[Element data from apps and pages]
▽

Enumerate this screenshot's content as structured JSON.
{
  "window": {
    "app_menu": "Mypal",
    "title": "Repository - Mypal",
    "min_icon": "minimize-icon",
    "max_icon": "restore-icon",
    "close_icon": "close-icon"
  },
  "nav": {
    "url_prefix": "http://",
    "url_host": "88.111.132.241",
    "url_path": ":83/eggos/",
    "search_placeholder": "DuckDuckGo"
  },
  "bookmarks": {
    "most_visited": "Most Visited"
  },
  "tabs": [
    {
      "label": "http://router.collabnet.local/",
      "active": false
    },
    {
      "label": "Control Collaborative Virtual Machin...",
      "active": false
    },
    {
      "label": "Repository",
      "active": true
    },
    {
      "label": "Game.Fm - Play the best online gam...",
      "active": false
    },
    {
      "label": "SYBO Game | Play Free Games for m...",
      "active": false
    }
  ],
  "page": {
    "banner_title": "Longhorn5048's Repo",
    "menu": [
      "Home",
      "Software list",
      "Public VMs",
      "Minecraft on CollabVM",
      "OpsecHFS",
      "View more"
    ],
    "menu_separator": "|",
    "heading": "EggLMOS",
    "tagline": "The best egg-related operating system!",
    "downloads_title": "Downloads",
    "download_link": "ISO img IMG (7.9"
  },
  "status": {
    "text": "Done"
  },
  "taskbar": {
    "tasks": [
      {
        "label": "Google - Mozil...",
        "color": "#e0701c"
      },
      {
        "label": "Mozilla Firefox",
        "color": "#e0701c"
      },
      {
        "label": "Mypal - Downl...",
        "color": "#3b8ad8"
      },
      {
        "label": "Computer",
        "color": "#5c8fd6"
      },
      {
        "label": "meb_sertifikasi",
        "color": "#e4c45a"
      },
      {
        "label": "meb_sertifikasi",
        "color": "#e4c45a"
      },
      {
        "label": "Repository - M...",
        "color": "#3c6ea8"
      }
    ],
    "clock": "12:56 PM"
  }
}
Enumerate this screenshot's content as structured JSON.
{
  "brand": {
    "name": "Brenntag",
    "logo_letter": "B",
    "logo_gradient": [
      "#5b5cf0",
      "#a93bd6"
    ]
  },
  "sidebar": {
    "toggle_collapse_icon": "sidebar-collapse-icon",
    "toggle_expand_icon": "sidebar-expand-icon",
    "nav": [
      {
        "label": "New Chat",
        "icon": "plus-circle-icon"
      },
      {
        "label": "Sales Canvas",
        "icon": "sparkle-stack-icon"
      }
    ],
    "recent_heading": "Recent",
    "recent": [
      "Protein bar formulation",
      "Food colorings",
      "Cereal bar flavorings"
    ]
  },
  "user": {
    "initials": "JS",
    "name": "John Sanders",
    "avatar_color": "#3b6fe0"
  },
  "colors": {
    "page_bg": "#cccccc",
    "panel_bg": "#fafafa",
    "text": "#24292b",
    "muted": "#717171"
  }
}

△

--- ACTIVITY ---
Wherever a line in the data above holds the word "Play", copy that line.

--- RESPONSE ---
      "label": "Game.Fm - Play the best online gam...",
      "label": "SYBO Game | Play Free Games for m...",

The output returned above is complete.